Open Hearts, Open Minds

By: Bryan Geary and Michael Landroche

Over the summer of 2021, Tilton School invited students and other community members to read The Hate U Give, a novel by Angie Thomas about a teenage girl who grapples with issues of racism, police brutality, and activism. Veteran teacher Mike Landroche led a small group of department chairs and students in the process of constructing a student summer reading & writing experience with the Thomas novel.

Earlier this fall, Landroche sat down to contextualize the experience and its broader meaning regarding Tilton’s approach to teaching and learning.

What is the goal of the annual summer reading project?
Mike Landroche: Summer reading at Tilton has taken many different forms, but each iteration has been based on two hopes: First, if we invite our students to remain intellectually engaged during the summer, they will join us. We don’t want them to see June, July and August as a vacation from being thoughtful, reflective participants in their own progress as learners, as readers, as critical thinkers, as creative problem solvers, and as mindful respondents to the issues within and surrounding their communities. Second, shared experiences bring us closer. Reading a novel together, thinking about it together, and talking about it together, brings the whole community together.

What is the significance of this novel?
ML: Well, first, we considered many different nominations for this summer’s project including Trevor Noah’s memoir, Born a Crime, and Ibram Kendi’s Stamped from the Beginning, but after getting some feedback from campus students and adults, the clear choice was The Hate U Give by Angie Thomas. As the third most challenged book in 2020, The Hate U Give is also significant. By the way, our 9th graders also read a book called All American Boys that happens to be the seventh most challenged book, and the Tony Morrison novel, The Bluest Eye, that’s the 10th most challenged. Tilton School has made a decision that we’re not going to back away from helping each other negotiate and navigate our way through the politics of race and gender and ethnicity. Obviously, the politics of power, the politics of justice, apply to more than race. Tilton has made a commitment to deepen its understanding of the politics of ethnicity, gender, wealth, and other measures of human difference.

“Reading a novel together, thinking about it together, and talking about it together, brings the whole community together.”

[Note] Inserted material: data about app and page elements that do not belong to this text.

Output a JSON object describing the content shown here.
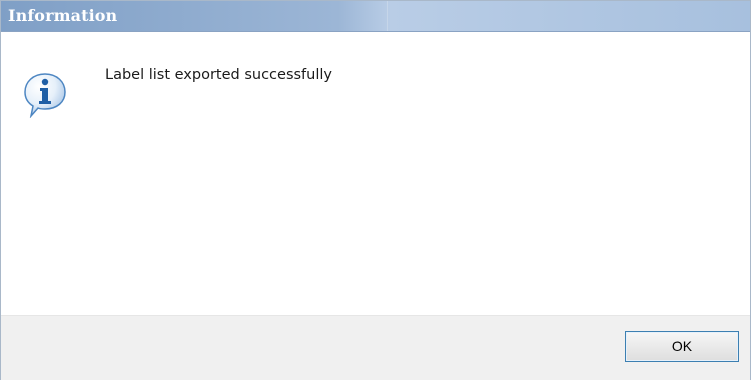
{
  "dialog": {
    "title": "Information",
    "message": "Label list exported successfully",
    "icon": "info-icon",
    "buttons": {
      "ok_label": "OK"
    }
  },
  "colors": {
    "title_bar": "#9cb6d6",
    "title_text": "#ffffff",
    "footer": "#f0f0f0",
    "button_border": "#3c7fb1",
    "icon_blue": "#2f7bc4"
  }
}
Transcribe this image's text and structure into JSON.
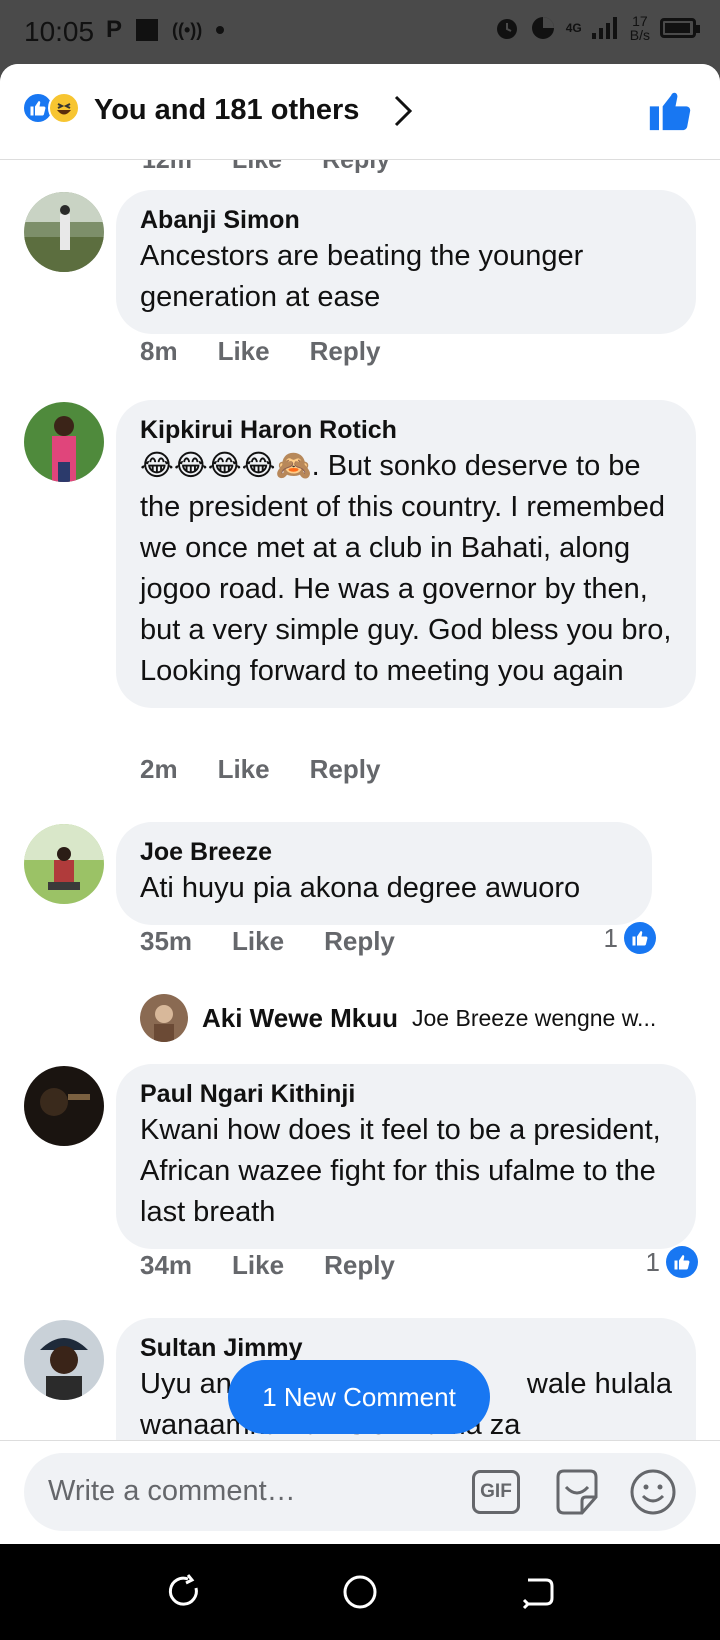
{
  "status_bar": {
    "time": "10:05",
    "network_speed_value": "17",
    "network_speed_unit": "B/s",
    "signal_label": "4G",
    "battery_level": 0.95
  },
  "header": {
    "reactions_text": "You and 181 others",
    "reaction_icons": [
      "like-icon",
      "haha-icon"
    ]
  },
  "previous_comment_meta": {
    "time": "12m",
    "like": "Like",
    "reply": "Reply"
  },
  "comments": [
    {
      "name": "Abanji Simon",
      "text": "Ancestors are beating the younger generation at ease",
      "time": "8m",
      "like": "Like",
      "reply": "Reply"
    },
    {
      "name": "Kipkirui Haron Rotich",
      "emoji": "😂😂😂😂🙈",
      "text": ". But sonko deserve to be the president of this country. I remembed we once met at a club in Bahati, along jogoo road. He was a governor by then, but a very simple guy. God bless you bro, Looking forward to meeting you again",
      "time": "2m",
      "like": "Like",
      "reply": "Reply"
    },
    {
      "name": "Joe Breeze",
      "text": "Ati huyu pia akona degree awuoro",
      "time": "35m",
      "like": "Like",
      "reply": "Reply",
      "like_count": "1",
      "reply_preview": {
        "name": "Aki Wewe Mkuu",
        "text": "Joe Breeze wengne w..."
      }
    },
    {
      "name": "Paul Ngari Kithinji",
      "text": "Kwani how does it feel to be a president, African wazee fight for this ufalme to the last breath",
      "time": "34m",
      "like": "Like",
      "reply": "Reply",
      "like_count": "1"
    },
    {
      "name": "Sultan Jimmy",
      "text_line1_left": "Uyu an",
      "text_line1_right": "wale hulala",
      "text_line2": "wanaamka na vision kama za"
    }
  ],
  "new_comment_button": "1 New Comment",
  "composer": {
    "placeholder": "Write a comment…",
    "gif_label": "GIF"
  },
  "colors": {
    "facebook_blue": "#1877f2",
    "bubble_gray": "#f0f2f5",
    "meta_gray": "#65676b"
  }
}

What were some of the most powerful moments for you, observing our students navigate this text?
ML: So many. When I talk with 9th graders, I see that they are so willing to go with us and have a conversation, always being mindful that one can be honest and respectful at the same time. Their ability to balance being honest by being respectful of the others in the room; they’re so good at that. I also work with a lot of 12th graders and postgraduates. At the beginning of school, we had 45 minutes together to set the stage for how the English Department would be handling the novel in class. I didn’t know what to expect, but I was so impressed by their awareness of the issues of justice, equity, diversity, and inclusion. Our conversations throughout the fall have always acknowledged that the issues raised in the novel are political, that speaking honestly about them will require courage, and to voice one’s thoughts courageously and respectfully signals real growth.

What do you take away from this experience?
ML: Meeting with the 12th graders during orientation and into the fall has just made me so hopeful. We as a community are learning to not just be respectful but also to be curious about the other’s experience. Our reckoning with social injustice and our willingness to walk boldly into conversations across campus has opened our eyes, our minds, and our hearts.